NASA looks to revive nuclear rocket development with BWXT contract

Nuclear thermal propulsion project to develop new technology for NASA missions to Mars and beyond

Part of NASA’s Game Changing Development (GCD) Programme, the $18.8m contract will see Virginia-based BWX Technology initiate the design of a reactor to power a nuclear thermal promotion (NTP) system for a future crewed mission to Mars. The project, which is expected to run through 2019 subject to Congressional approval, aims to develop a reactor fuelled by low enriched uranium; that is, with a uranium-235 concentration below 20 per cent.

nuclear thermal propulsion NTREES
The NTREES (nuclear thermal rocket environment element simulator) at Marshall, where fuel elements for the NTP system will be tested

NTP technology is seen as having great potential for long distance space exploration. It uses a nuclear reactor to heat an inert fuel — most likely to be liquid hydrogen — to high temperatures and expel it from a rocket nozzle.

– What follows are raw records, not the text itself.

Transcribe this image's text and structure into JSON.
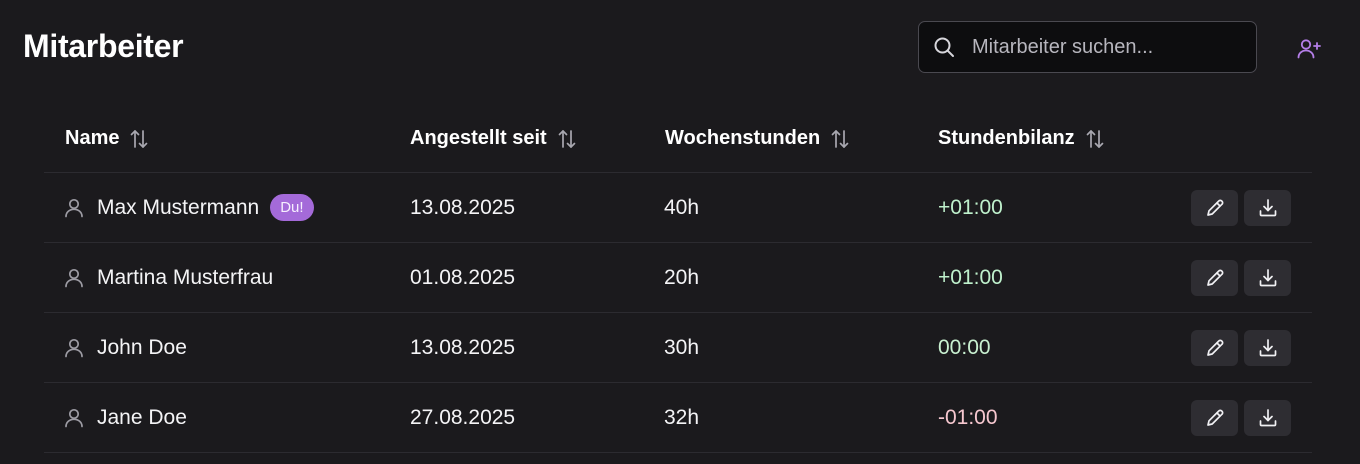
{
  "header": {
    "title": "Mitarbeiter",
    "search_placeholder": "Mitarbeiter suchen..."
  },
  "table": {
    "columns": [
      "Name",
      "Angestellt seit",
      "Wochenstunden",
      "Stundenbilanz"
    ],
    "rows": [
      {
        "name": "Max Mustermann",
        "badge": "Du!",
        "since": "13.08.2025",
        "hours": "40h",
        "balance": "+01:00"
      },
      {
        "name": "Martina Musterfrau",
        "since": "01.08.2025",
        "hours": "20h",
        "balance": "+01:00"
      },
      {
        "name": "John Doe",
        "since": "13.08.2025",
        "hours": "30h",
        "balance": "00:00"
      },
      {
        "name": "Jane Doe",
        "since": "27.08.2025",
        "hours": "32h",
        "balance": "-01:00"
      }
    ]
  },
  "icons": {
    "search": "search-icon",
    "add_user": "user-plus-icon",
    "user": "user-icon",
    "sort": "sort-arrows-icon",
    "edit": "pencil-icon",
    "download": "download-icon"
  },
  "colors": {
    "accent": "#a46ad9",
    "balance_positive": "#bff1cc",
    "balance_zero": "#c8f0d0",
    "balance_negative": "#f6c7cf"
  }
}
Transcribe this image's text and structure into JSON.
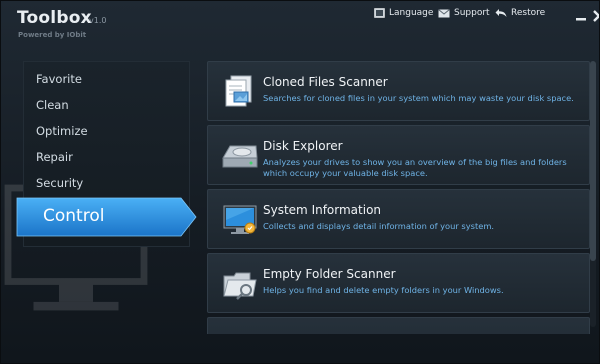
{
  "app": {
    "title": "Toolbox",
    "version": "v1.0",
    "subtitle": "Powered by IObit"
  },
  "toolbar": {
    "language": "Language",
    "support": "Support",
    "restore": "Restore"
  },
  "sidebar": {
    "items": [
      {
        "label": "Favorite"
      },
      {
        "label": "Clean"
      },
      {
        "label": "Optimize"
      },
      {
        "label": "Repair"
      },
      {
        "label": "Security"
      }
    ],
    "active": {
      "label": "Control"
    }
  },
  "tools": [
    {
      "title": "Cloned Files Scanner",
      "description": "Searches for cloned files in your system which may waste your disk space.",
      "icon": "cloned-files-icon"
    },
    {
      "title": "Disk Explorer",
      "description": "Analyzes your drives to show you an overview of the big files and folders which occupy your valuable disk space.",
      "icon": "disk-explorer-icon"
    },
    {
      "title": "System Information",
      "description": "Collects and displays detail information of your system.",
      "icon": "system-information-icon"
    },
    {
      "title": "Empty Folder Scanner",
      "description": "Helps you find and delete empty folders in your Windows.",
      "icon": "empty-folder-icon"
    }
  ],
  "colors": {
    "accent": "#2a8fe0",
    "description_text": "#6fb3e6"
  }
}
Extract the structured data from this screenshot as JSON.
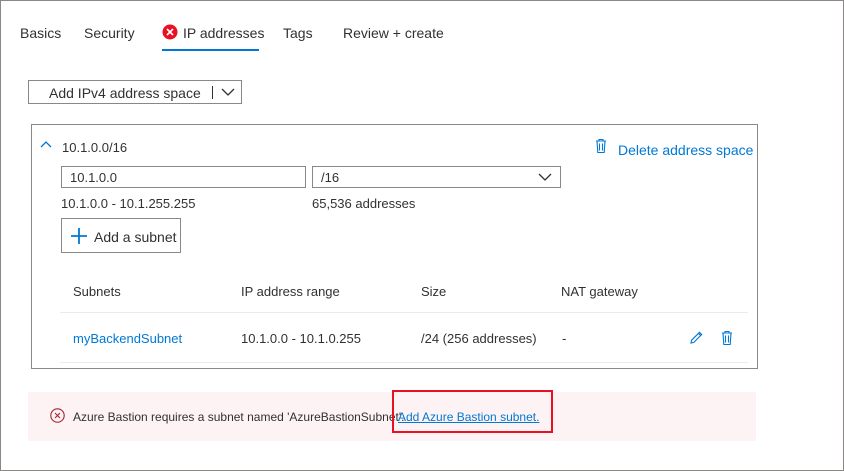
{
  "tabs": [
    {
      "label": "Basics"
    },
    {
      "label": "Security"
    },
    {
      "label": "IP addresses"
    },
    {
      "label": "Tags"
    },
    {
      "label": "Review + create"
    }
  ],
  "add_space": {
    "label": "Add IPv4 address space"
  },
  "address_space": {
    "title": "10.1.0.0/16",
    "delete_label": "Delete address space",
    "address_value": "10.1.0.0",
    "prefix_value": "/16",
    "range_text": "10.1.0.0 - 10.1.255.255",
    "count_text": "65,536 addresses",
    "add_subnet_label": "Add a subnet"
  },
  "subnets_table": {
    "headers": [
      "Subnets",
      "IP address range",
      "Size",
      "NAT gateway"
    ],
    "rows": [
      {
        "name": "myBackendSubnet",
        "range": "10.1.0.0 - 10.1.0.255",
        "size": "/24 (256 addresses)",
        "nat": "-"
      }
    ]
  },
  "error": {
    "message": "Azure Bastion requires a subnet named 'AzureBastionSubnet'.",
    "link": "Add Azure Bastion subnet."
  },
  "colors": {
    "accent": "#0078d4",
    "error": "#e81123",
    "error_bg": "#fdf3f4"
  }
}
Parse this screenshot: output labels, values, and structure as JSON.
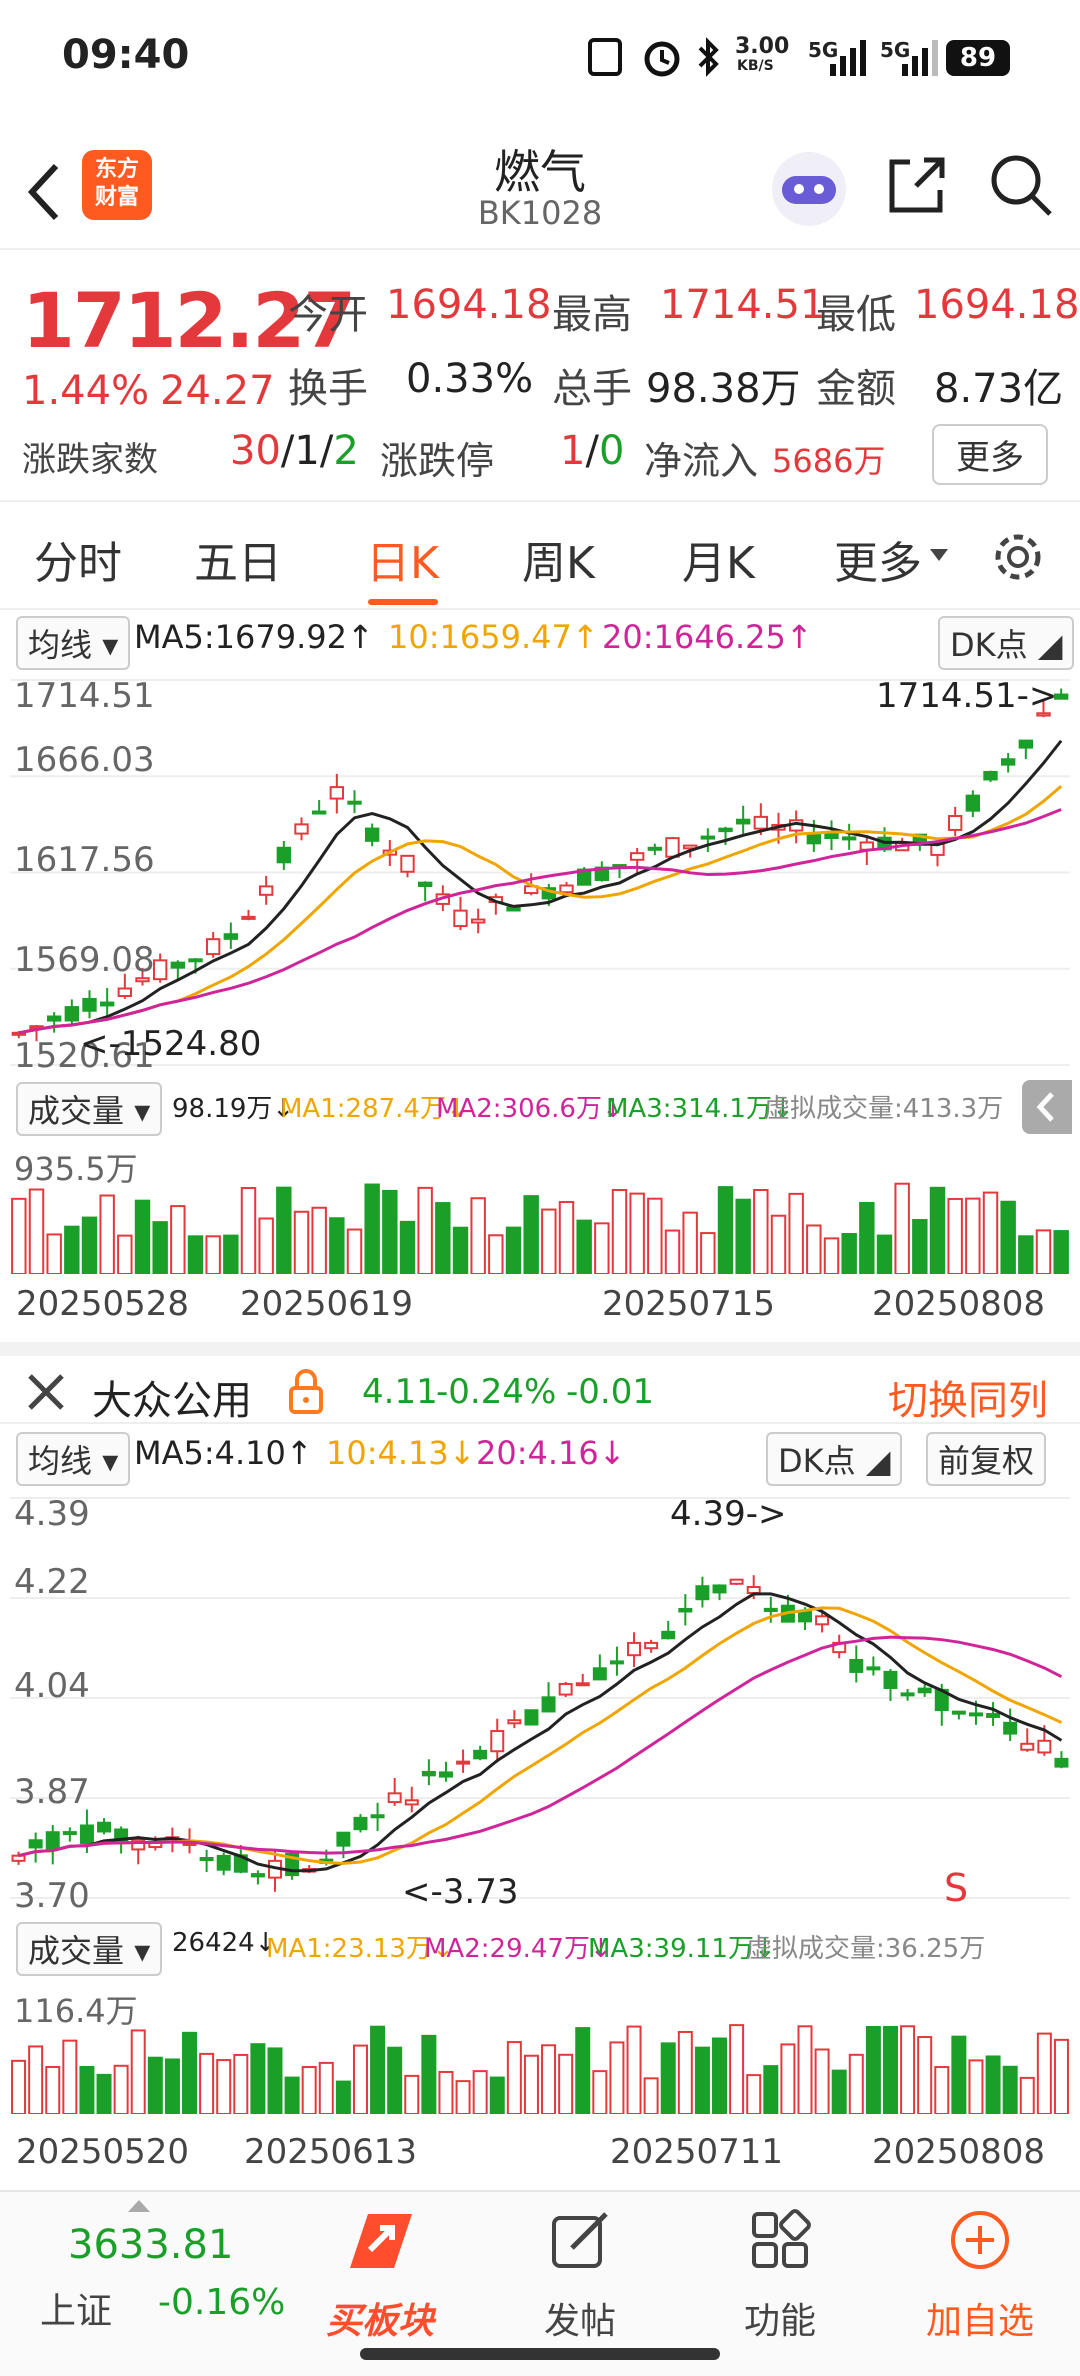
{
  "status_bar": {
    "time": "09:40",
    "net_speed_top": "3.00",
    "net_speed_unit": "KB/S",
    "signal1": "5G",
    "signal2": "5G",
    "battery": "89"
  },
  "nav": {
    "logo_line1": "东方",
    "logo_line2": "财富",
    "title": "燃气",
    "code": "BK1028"
  },
  "quote": {
    "price": "1712.27",
    "change_pct": "1.44%",
    "change_abs": "24.27",
    "open_label": "今开",
    "open": "1694.18",
    "high_label": "最高",
    "high": "1714.51",
    "low_label": "最低",
    "low": "1694.18",
    "turnover_label": "换手",
    "turnover": "0.33%",
    "volume_label": "总手",
    "volume": "98.38万",
    "amount_label": "金额",
    "amount": "8.73亿",
    "updown_label": "涨跌家数",
    "up_count": "30",
    "flat_count": "1",
    "down_count": "2",
    "limit_label": "涨跌停",
    "limit_up": "1",
    "limit_down": "0",
    "netflow_label": "净流入",
    "netflow": "5686万",
    "more_button": "更多",
    "slash": "/"
  },
  "tabs": [
    "分时",
    "五日",
    "日K",
    "周K",
    "月K",
    "更多"
  ],
  "chart1": {
    "ma_select": "均线",
    "ma5": "MA5:1679.92↑",
    "ma10": "10:1659.47↑",
    "ma20": "20:1646.25↑",
    "dk_button": "DK点",
    "y_labels": [
      "1714.51",
      "1666.03",
      "1617.56",
      "1569.08",
      "1520.61"
    ],
    "high_marker": "1714.51->",
    "low_marker": "<-1524.80",
    "vol_select": "成交量",
    "vol_value": "98.19万↓",
    "vol_ma1": "MA1:287.4万↓",
    "vol_ma2": "MA2:306.6万↓",
    "vol_ma3": "MA3:314.1万↓",
    "vol_virtual": "虚拟成交量:413.3万",
    "vol_max": "935.5万",
    "dates": [
      "20250528",
      "20250619",
      "20250715",
      "20250808"
    ]
  },
  "compare": {
    "name": "大众公用",
    "price": "4.11",
    "change_pct": "-0.24%",
    "change_abs": "-0.01",
    "switch_label": "切换同列",
    "ma_select": "均线",
    "ma5": "MA5:4.10↑",
    "ma10": "10:4.13↓",
    "ma20": "20:4.16↓",
    "dk_button": "DK点",
    "fq_button": "前复权",
    "y_labels": [
      "4.39",
      "4.22",
      "4.04",
      "3.87",
      "3.70"
    ],
    "high_marker": "4.39->",
    "low_marker": "<-3.73",
    "s_marker": "S",
    "vol_select": "成交量",
    "vol_value": "26424↓",
    "vol_ma1": "MA1:23.13万↓",
    "vol_ma2": "MA2:29.47万↓",
    "vol_ma3": "MA3:39.11万↓",
    "vol_virtual": "虚拟成交量:36.25万",
    "vol_max": "116.4万",
    "dates": [
      "20250520",
      "20250613",
      "20250711",
      "20250808"
    ]
  },
  "bottom_nav": {
    "index_value": "3633.81",
    "index_name": "上证",
    "index_change": "-0.16%",
    "items": [
      "买板块",
      "发帖",
      "功能",
      "加自选"
    ]
  },
  "colors": {
    "up": "#e4393c",
    "down": "#1a9f29",
    "accent": "#ff5a1f",
    "ma5": "#222222",
    "ma10": "#f0a500",
    "ma20": "#d0259a"
  }
}
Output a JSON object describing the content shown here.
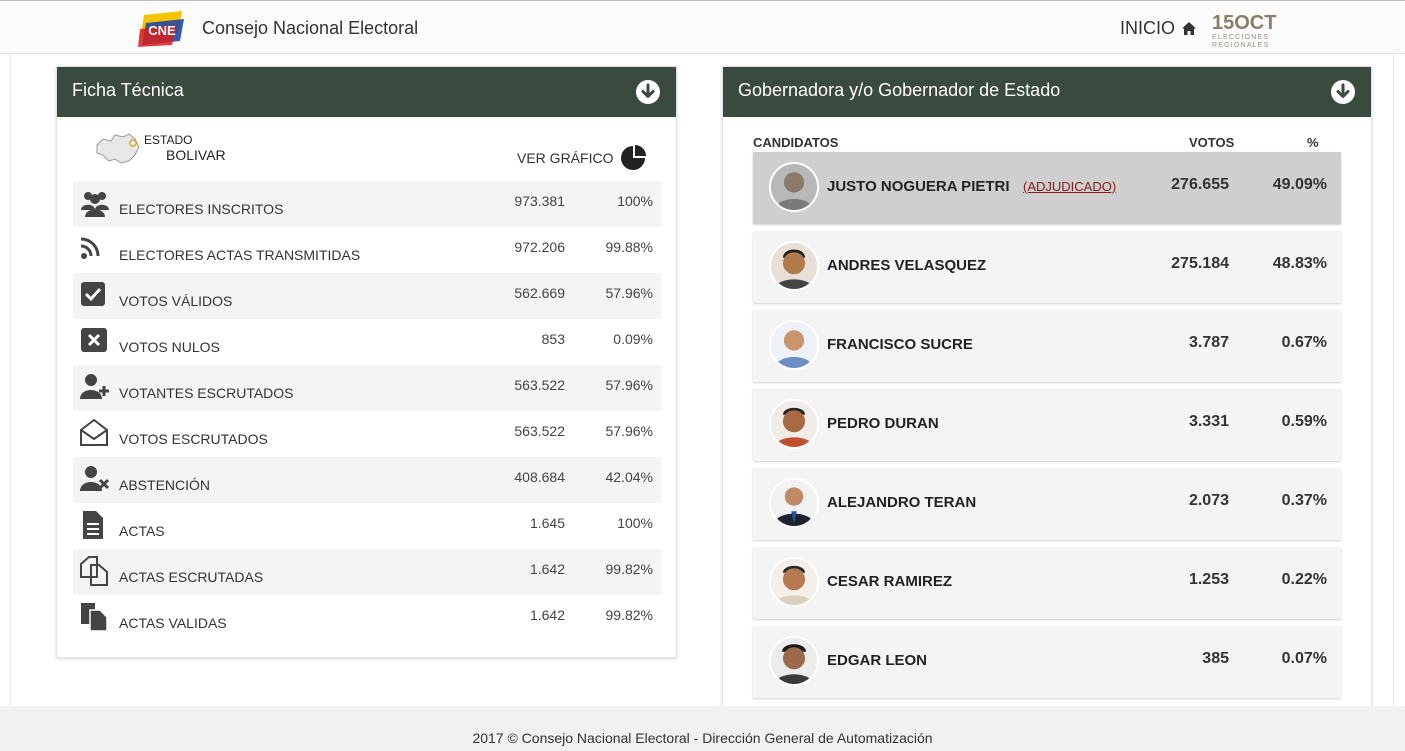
{
  "header": {
    "site_title": "Consejo Nacional Electoral",
    "nav_home": "INICIO",
    "badge_date": "15OCT",
    "badge_sub1": "ELECCIONES",
    "badge_sub2": "REGIONALES",
    "logo_text": "CNE"
  },
  "left_panel": {
    "title": "Ficha Técnica",
    "state_label": "ESTADO",
    "state_name": "BOLIVAR",
    "chart_link": "VER GRÁFICO",
    "stats": [
      {
        "icon": "users-icon",
        "label": "ELECTORES INSCRITOS",
        "value": "973.381",
        "pct": "100%"
      },
      {
        "icon": "rss-icon",
        "label": "ELECTORES ACTAS TRANSMITIDAS",
        "value": "972.206",
        "pct": "99.88%"
      },
      {
        "icon": "check-square-icon",
        "label": "VOTOS VÁLIDOS",
        "value": "562.669",
        "pct": "57.96%"
      },
      {
        "icon": "x-square-icon",
        "label": "VOTOS NULOS",
        "value": "853",
        "pct": "0.09%"
      },
      {
        "icon": "user-plus-icon",
        "label": "VOTANTES ESCRUTADOS",
        "value": "563.522",
        "pct": "57.96%"
      },
      {
        "icon": "envelope-open-icon",
        "label": "VOTOS ESCRUTADOS",
        "value": "563.522",
        "pct": "57.96%"
      },
      {
        "icon": "user-times-icon",
        "label": "ABSTENCIÓN",
        "value": "408.684",
        "pct": "42.04%"
      },
      {
        "icon": "document-icon",
        "label": "ACTAS",
        "value": "1.645",
        "pct": "100%"
      },
      {
        "icon": "copy-icon",
        "label": "ACTAS ESCRUTADAS",
        "value": "1.642",
        "pct": "99.82%"
      },
      {
        "icon": "documents-icon",
        "label": "ACTAS VALIDAS",
        "value": "1.642",
        "pct": "99.82%"
      }
    ]
  },
  "right_panel": {
    "title": "Gobernadora y/o Gobernador de Estado",
    "col_candidates": "CANDIDATOS",
    "col_votes": "VOTOS",
    "col_pct": "%",
    "candidates": [
      {
        "name": "JUSTO NOGUERA PIETRI",
        "tag": "(ADJUDICADO)",
        "votes": "276.655",
        "pct": "49.09%"
      },
      {
        "name": "ANDRES VELASQUEZ",
        "tag": "",
        "votes": "275.184",
        "pct": "48.83%"
      },
      {
        "name": "FRANCISCO SUCRE",
        "tag": "",
        "votes": "3.787",
        "pct": "0.67%"
      },
      {
        "name": "PEDRO DURAN",
        "tag": "",
        "votes": "3.331",
        "pct": "0.59%"
      },
      {
        "name": "ALEJANDRO TERAN",
        "tag": "",
        "votes": "2.073",
        "pct": "0.37%"
      },
      {
        "name": "CESAR RAMIREZ",
        "tag": "",
        "votes": "1.253",
        "pct": "0.22%"
      },
      {
        "name": "EDGAR LEON",
        "tag": "",
        "votes": "385",
        "pct": "0.07%"
      }
    ]
  },
  "footer": {
    "text": "2017 © Consejo Nacional Electoral - Dirección General de Automatización"
  },
  "colors": {
    "panel_header": "#3a4a3e",
    "row_shade": "#f4f4f4",
    "winner_row": "#cfcfcf",
    "adjudicado": "#8b1a1a"
  }
}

Theoretically, an NTP engine can deliver twice the specific impulse of the best chemical rocket engine, with half of the liftoff mass: payload mass could therefore be doubled or tripled.

“That capability makes nuclear thermal propulsion ideal for delivering large, automated payloads to distant worlds,” NASA said.

Using an NTP engine for a Mars mission could cut the transit time from Earth from six months to four. This would reduce the crew’s exposure to both microgravity and to cosmic radiation, both of which have serious potential effects on health.

“As we push out into the solar system, nuclear propulsion may offer the only truly viable technology option to extend human reach to the surface of Mars and to worlds beyond,” said Sonny Mitchell, Nuclear Thermal Propulsion project manager at the Marshall Space Centre in Huntsville, Alabama from where the project will be directed . “We’re excited to be working on technologies that could open up deep space for human exploration.”

NERVA nuclear rocket engine
The prototype NERVA engine was tested and certified but never flew

NTP is not new to NASA; the agency had a long-running programme investigating and developing the technology from 1958 to 1972.

The NERVA (Nuclear Engine For Rocket Vehicle Application) project got as far as building and testing prototype engines with flight-certified components to the point where it was deemed ready for integration into a spacecraft, but Congress cancelled a planned Mars mission before this could happen and the engine was never flight-tested.

In the new project, BWXT is to develop and test a new type of low enriched uranium fuel element known as “Cermet” – ceramic metallic. Such materials are used in specialised industrial cutting equipment, but for NTP applications would require isotopically-pure tungsten, which is currently not possible to do affordably.

“BWXT is extremely pleased to be working with NASA on this exciting nuclear space program in support of the Mars mission,” said Rex D. Geveden, BWXT’s president and CEO. “We are uniquely qualified to design, develop and manufacture the reactor and fuel for a nuclear-powered spacecraft. This is an opportune time to pivot our capabilities into the space market where we see long-term growth opportunities in nuclear propulsion and nuclear surface power.”

The early stage of the project will first involve a feasibility study for the use of the fuel. It will then spend a year testing and refining its ability to produce full-size Cermet fuel elements which will be tested in a purpose-built facility at Marshall.

BWXT’s roots extend back to the earliest days of electrical power. Formerly part of Babcock Wilcox, its forerunners provided boilers for the first power stations in the US, and it was awarded the first contract to develop nuclear propulsion systems for submarines and surface ships in the 1940s. Its involvement in NTP dates back to 1987.